Because the property slopes down from the street and sidewalk there is also a public safety issue.
Fairgrounds officials proposed replacing the landscaping with a chain-link fence that would vary in height from 6 to 8 feet and be covered with green vinyl privacy slats and topped with barbed wire.
That prompted several Solana Beach residents who live directly across Via de la Valle to contact the city of Del Mar, which had to approve the project because the fence will be installed in that city’s public right of way.
“While I certainly understand the need for security, I am quite certain that, with the sense of beauty that is instilled in anyone living in our communities, a more aesthetically pleasing solution can be found,” Richard Plush wrote in an email. “With creativity, the necessary protection that is desired can be obtained without offering a fortress-like appearance.”
“While we are not opposed to some type of barrier along the northern boundary of the Fairgrounds, an eight foot high chain link fence topped with barbed wire would project an unwelcoming prison-like appearance rather than meeting the Solana Beach community objective of being ‘focused on maintaining a pristine and family-friendly atmosphere,’” stated Lynette and John Flynn.
“We’re the ones looking at it,” Donna Glenn said. “That’s really asking us to look at a giant green, ugly fence with barbed wire.
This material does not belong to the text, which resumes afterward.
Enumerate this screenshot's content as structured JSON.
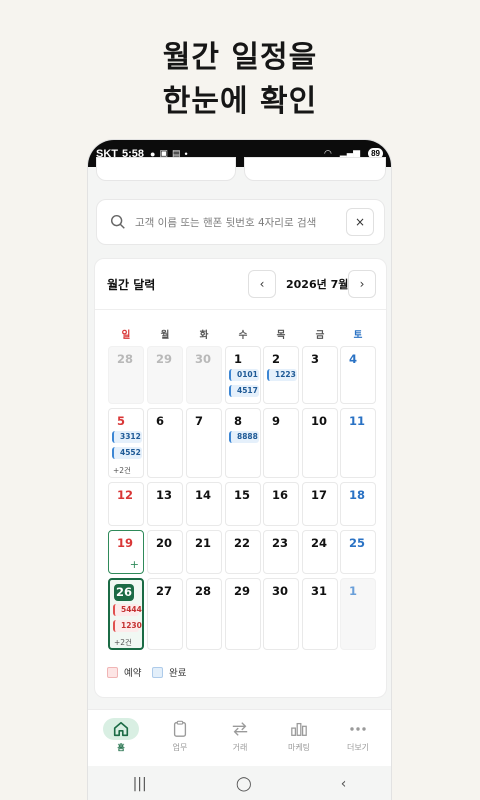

It looks like a prison. … We’re not comfortable with it. It’s very disconcerting.”
In response, Gary Reist, fairgrounds deputy general manager of operations, agreed at the May 16 Del Mar City Council meeting to eliminate the barbed wire and limit the height of the fence to 6 feet above the sidewalk elevation.
Landscaping that will eventually cover the entire wall will also be added. But Reist said there is a need to get the fence up as soon as possible.
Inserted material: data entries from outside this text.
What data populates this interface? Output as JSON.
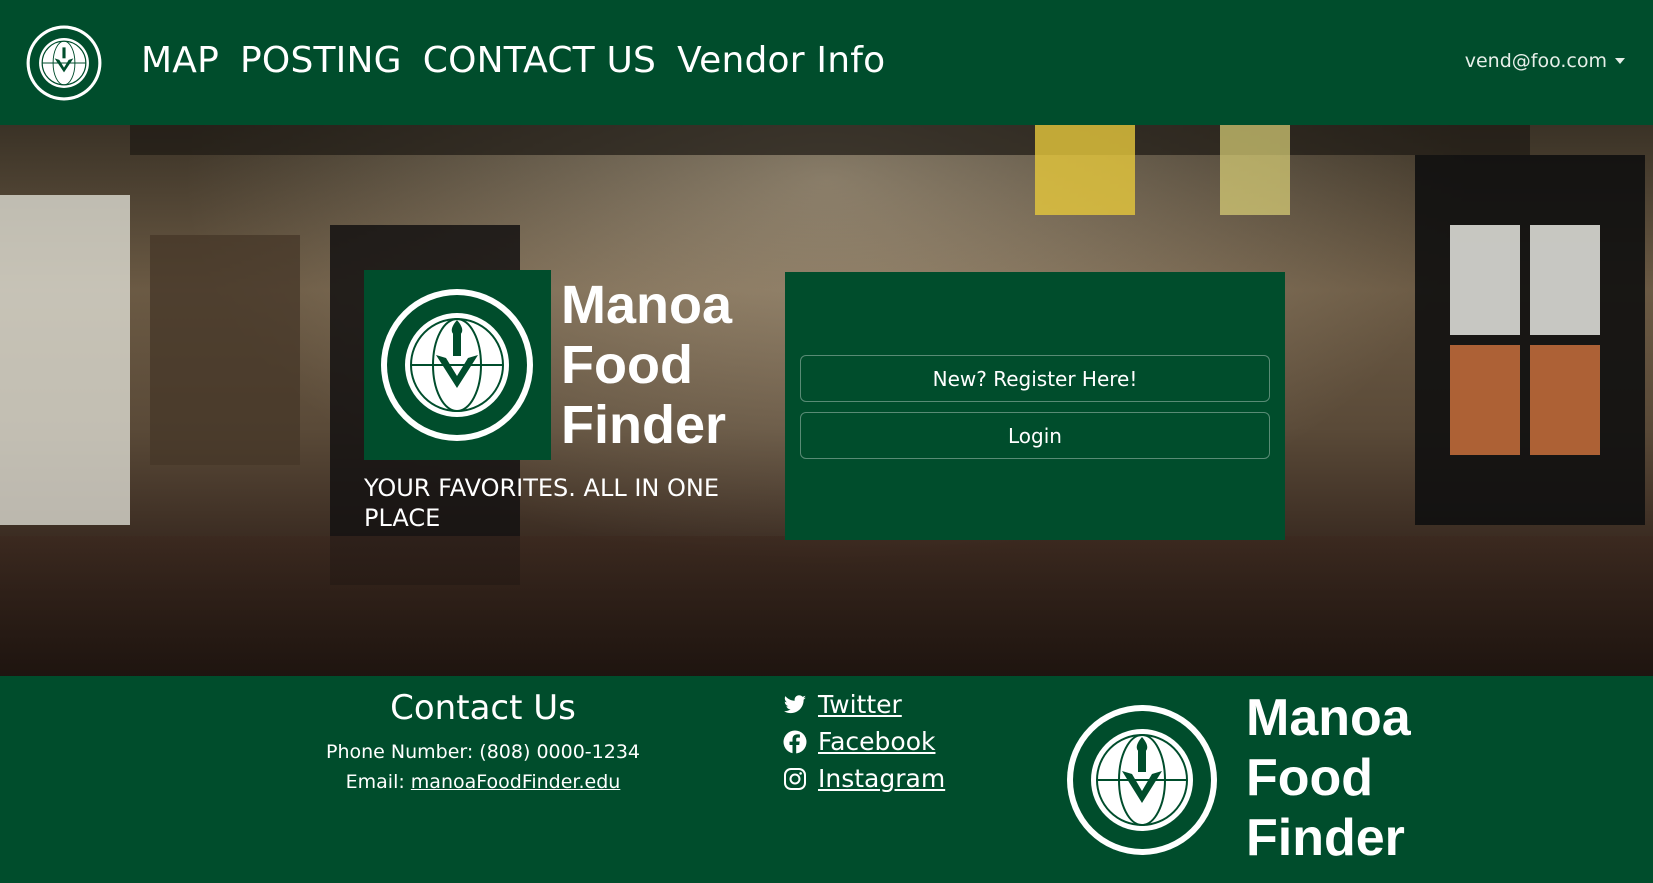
{
  "nav": {
    "logo_icon": "uh-seal-logo",
    "links": [
      "MAP",
      "POSTING",
      "CONTACT US",
      "Vendor Info"
    ],
    "user_email": "vend@foo.com"
  },
  "hero": {
    "title_lines": [
      "Manoa",
      "Food",
      "Finder"
    ],
    "tagline": "YOUR FAVORITES. ALL IN ONE PLACE",
    "register_label": "New? Register Here!",
    "login_label": "Login"
  },
  "footer": {
    "contact_title": "Contact Us",
    "phone_label": "Phone Number: (808) 0000-1234",
    "email_prefix": "Email: ",
    "email_link": "manoaFoodFinder.edu",
    "socials": [
      {
        "icon": "twitter-icon",
        "label": "Twitter"
      },
      {
        "icon": "facebook-icon",
        "label": "Facebook"
      },
      {
        "icon": "instagram-icon",
        "label": "Instagram"
      }
    ],
    "title_lines": [
      "Manoa",
      "Food",
      "Finder"
    ]
  },
  "colors": {
    "brand_green": "#004d2c"
  }
}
“The goal of this project is to have a safe, secure and beautiful landscape perimeter fence,” he said. “Right now it is exposed and there is a sense of urgency to get this installed before the horses arrive for the race season.”
“The intention is to screen the fence as much as possible without creating a vegetation wall that would push pedestrians off the sidewalk,” added landscape architect Jackie Higgins.
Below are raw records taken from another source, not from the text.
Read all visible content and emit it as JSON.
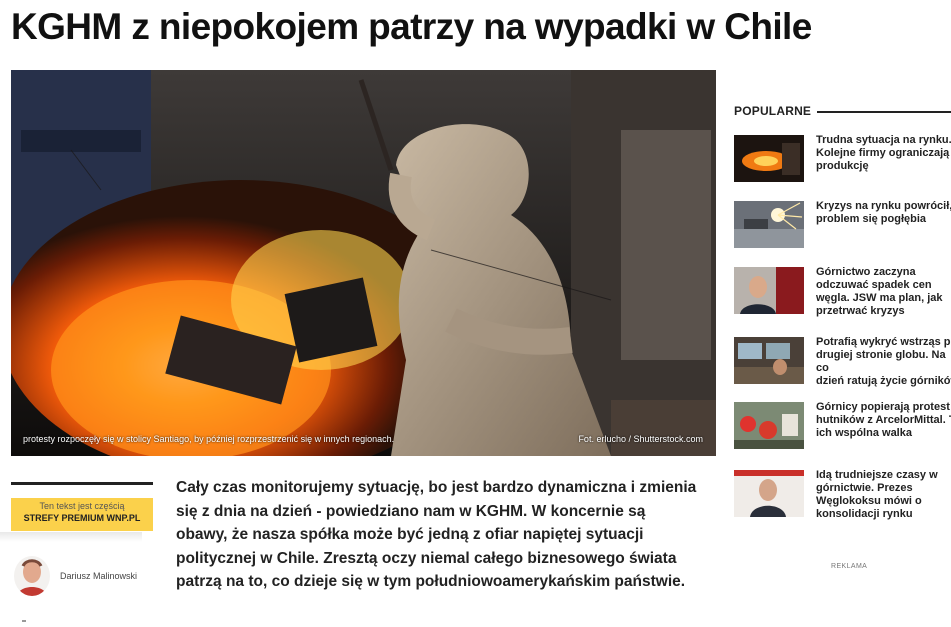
{
  "article": {
    "headline": "KGHM z niepokojem patrzy na wypadki w Chile",
    "image_caption": "protesty rozpoczęły się w stolicy Santiago, by później rozprzestrzenić się w innych regionach.",
    "image_credit": "Fot. erlucho / Shutterstock.com",
    "lead": "Cały czas monitorujemy sytuację, bo jest bardzo dynamiczna i zmienia się z dnia na dzień - powiedziano nam w KGHM. W koncernie są obawy, że nasza spółka może być jedną z ofiar napiętej sytuacji politycznej w Chile. Zresztą oczy niemal całego biznesowego świata patrzą na to, co dzieje się w tym południowoamerykańskim państwie."
  },
  "premium": {
    "line1": "Ten tekst jest częścią",
    "line2": "STREFY PREMIUM WNP.PL"
  },
  "author": {
    "name": "Dariusz Malinowski"
  },
  "sidebar": {
    "title": "POPULARNE",
    "items": [
      {
        "title": "Trudna sytuacja na rynku.\nKolejne firmy ograniczają\nprodukcję",
        "icon": "furnace-photo"
      },
      {
        "title": "Kryzys na rynku powrócił,\nproblem się pogłębia",
        "icon": "sparks-photo"
      },
      {
        "title": "Górnictwo zaczyna\nodczuwać spadek cen\nwęgla. JSW ma plan, jak\nprzetrwać kryzys",
        "icon": "portrait-photo"
      },
      {
        "title": "Potrafią wykryć wstrząs po\ndrugiej stronie globu. Na co\ndzień ratują życie górników",
        "icon": "control-room-photo"
      },
      {
        "title": "Górnicy popierają protest\nhutników z ArcelorMittal. T\nich wspólna walka",
        "icon": "protest-photo"
      },
      {
        "title": "Idą trudniejsze czasy w\ngórnictwie. Prezes\nWęglokoksu mówi o\nkonsolidacji rynku",
        "icon": "speaker-photo"
      }
    ]
  },
  "ad": {
    "label": "REKLAMA"
  },
  "colors": {
    "premium_yellow": "#fbd14b",
    "text_dark": "#222222"
  }
}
“It’s not the most beautiful fence but I understand it’s necessary to screen the property and it does have a public safety benefit,” Del Mar Councilman Don Mosier said. “Eventually this will be a reasonably good-looking fence.
“I don’t think there were great views before,” he added. “Within two or three years it’s going to be back to an improved view.”
The project cleared the final hurdle when it received approval from Del Mar’s Design Review Board on May 25. That group conditioned its authorization on a subcommittee reviewing the final landscape design plans to ensure full coverage in a reasonable amount of time.
There were also concerns about maintenance.
“We will maintain the landscaping to a proper height,” Reist said at the DRB meeting. “Very little of that fence will be exposed if any.
“We want to be a good neighbor,” he said. “We are committed to a continuous landscape to hide it so you won’t see the fence. … We want to do the best we possibly can to have everybody proud of Solana Beach and Del Mar.”
Russ Penniman, president of the fairgrounds board of directors, made a similar promise to the Solana Beach City Council at the May 25 meeting.
“We’ll get the biggest plants we can,” he said.
“I am very pleased that the original idea of barbed wire is no longer a consideration,” Glenn said. “I have concerns about several areas when I see no room for landscape.
“I also wonder about the need for privacy slats beyond the paddock area since the reason stated was to protect the horses from visual distractions,” she added. “I wish that the entire Via de la Valle street did not have to have such an industrial-grade fence, but I do understand that the new sidewalk created new safety concerns. Compromise is one of life’s realities.
The estimated project cost to the fairgrounds is $250,000. Del Mar agreed to waive $3,300 in permit fees.